| Exercise description |
Wherever the string "role" appears in the records, return the line that holds it.

Source records
⟨

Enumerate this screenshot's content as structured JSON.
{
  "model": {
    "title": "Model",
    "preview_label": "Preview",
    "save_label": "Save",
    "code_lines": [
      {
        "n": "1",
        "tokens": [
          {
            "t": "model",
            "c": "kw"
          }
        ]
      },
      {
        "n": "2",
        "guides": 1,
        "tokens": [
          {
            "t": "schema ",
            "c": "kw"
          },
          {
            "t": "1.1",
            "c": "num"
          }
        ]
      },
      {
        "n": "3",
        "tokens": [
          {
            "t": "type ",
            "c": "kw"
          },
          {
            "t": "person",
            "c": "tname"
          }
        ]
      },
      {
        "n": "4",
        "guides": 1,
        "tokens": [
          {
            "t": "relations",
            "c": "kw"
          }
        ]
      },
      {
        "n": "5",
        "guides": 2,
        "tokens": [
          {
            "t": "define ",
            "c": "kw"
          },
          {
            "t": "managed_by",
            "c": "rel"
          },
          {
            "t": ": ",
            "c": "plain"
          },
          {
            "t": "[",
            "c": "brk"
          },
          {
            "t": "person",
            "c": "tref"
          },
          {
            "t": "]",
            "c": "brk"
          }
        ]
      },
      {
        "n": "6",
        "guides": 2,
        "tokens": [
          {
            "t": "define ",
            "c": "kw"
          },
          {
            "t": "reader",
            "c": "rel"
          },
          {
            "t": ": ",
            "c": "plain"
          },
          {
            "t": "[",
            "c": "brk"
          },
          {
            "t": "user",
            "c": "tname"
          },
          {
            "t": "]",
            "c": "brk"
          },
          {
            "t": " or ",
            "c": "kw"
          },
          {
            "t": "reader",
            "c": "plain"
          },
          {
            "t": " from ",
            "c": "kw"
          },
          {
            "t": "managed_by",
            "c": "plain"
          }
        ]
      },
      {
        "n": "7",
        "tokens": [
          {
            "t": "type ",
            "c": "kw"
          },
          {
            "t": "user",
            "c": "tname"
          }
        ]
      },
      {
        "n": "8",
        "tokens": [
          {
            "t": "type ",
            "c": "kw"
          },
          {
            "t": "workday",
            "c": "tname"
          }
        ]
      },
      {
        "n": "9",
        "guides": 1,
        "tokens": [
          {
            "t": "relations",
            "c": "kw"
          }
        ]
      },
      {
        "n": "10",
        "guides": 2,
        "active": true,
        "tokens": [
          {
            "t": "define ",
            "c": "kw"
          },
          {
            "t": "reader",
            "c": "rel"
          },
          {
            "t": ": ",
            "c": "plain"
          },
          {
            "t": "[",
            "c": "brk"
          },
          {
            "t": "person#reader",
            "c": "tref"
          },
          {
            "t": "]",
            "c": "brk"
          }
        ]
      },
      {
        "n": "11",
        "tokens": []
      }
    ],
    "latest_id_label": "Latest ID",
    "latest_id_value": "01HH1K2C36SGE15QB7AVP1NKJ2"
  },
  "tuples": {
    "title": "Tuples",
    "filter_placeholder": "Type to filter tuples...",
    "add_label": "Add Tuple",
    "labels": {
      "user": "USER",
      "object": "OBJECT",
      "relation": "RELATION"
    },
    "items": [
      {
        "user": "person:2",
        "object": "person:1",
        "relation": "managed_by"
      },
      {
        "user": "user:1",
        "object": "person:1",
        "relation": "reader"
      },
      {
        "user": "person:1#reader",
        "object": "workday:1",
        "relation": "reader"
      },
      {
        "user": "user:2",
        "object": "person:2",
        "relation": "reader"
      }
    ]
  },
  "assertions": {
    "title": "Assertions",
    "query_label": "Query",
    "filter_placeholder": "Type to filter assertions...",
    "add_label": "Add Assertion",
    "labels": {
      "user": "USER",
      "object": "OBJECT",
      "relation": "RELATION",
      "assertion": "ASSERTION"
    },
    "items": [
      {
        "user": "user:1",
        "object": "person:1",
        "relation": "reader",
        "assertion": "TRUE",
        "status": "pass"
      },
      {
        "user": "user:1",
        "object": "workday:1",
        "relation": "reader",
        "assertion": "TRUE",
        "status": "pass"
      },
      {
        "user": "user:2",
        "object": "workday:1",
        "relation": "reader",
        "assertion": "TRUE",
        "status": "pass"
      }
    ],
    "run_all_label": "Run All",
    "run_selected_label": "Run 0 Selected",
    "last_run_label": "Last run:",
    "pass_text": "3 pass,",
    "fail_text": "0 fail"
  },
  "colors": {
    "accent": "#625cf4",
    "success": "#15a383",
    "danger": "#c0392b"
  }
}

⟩
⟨

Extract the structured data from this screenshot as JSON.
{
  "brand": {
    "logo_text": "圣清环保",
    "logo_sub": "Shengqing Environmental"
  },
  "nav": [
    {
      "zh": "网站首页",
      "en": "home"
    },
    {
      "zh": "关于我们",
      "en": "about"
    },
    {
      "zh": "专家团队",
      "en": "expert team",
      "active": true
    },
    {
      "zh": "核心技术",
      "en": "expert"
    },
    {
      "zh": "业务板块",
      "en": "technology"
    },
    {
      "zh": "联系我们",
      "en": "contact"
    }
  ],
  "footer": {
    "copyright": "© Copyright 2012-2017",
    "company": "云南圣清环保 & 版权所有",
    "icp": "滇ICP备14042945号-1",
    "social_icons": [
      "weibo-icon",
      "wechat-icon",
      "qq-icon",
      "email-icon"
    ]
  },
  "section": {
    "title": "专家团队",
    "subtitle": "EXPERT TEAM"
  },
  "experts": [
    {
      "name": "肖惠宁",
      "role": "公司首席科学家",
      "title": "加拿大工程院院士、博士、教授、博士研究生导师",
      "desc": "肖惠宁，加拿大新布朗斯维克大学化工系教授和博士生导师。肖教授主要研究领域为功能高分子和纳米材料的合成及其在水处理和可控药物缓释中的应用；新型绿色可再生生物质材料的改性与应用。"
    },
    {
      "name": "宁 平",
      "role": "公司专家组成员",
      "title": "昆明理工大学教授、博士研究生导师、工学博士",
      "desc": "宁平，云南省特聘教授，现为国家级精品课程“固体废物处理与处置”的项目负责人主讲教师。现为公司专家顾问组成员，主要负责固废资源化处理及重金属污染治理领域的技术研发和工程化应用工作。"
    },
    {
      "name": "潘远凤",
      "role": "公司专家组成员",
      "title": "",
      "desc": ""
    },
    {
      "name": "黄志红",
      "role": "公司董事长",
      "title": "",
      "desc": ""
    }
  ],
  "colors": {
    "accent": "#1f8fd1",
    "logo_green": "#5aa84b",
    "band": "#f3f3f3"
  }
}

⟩

| Answer to this problem |
      "role": "公司首席科学家",
      "role": "公司专家组成员",
      "role": "公司专家组成员",
      "role": "公司董事长",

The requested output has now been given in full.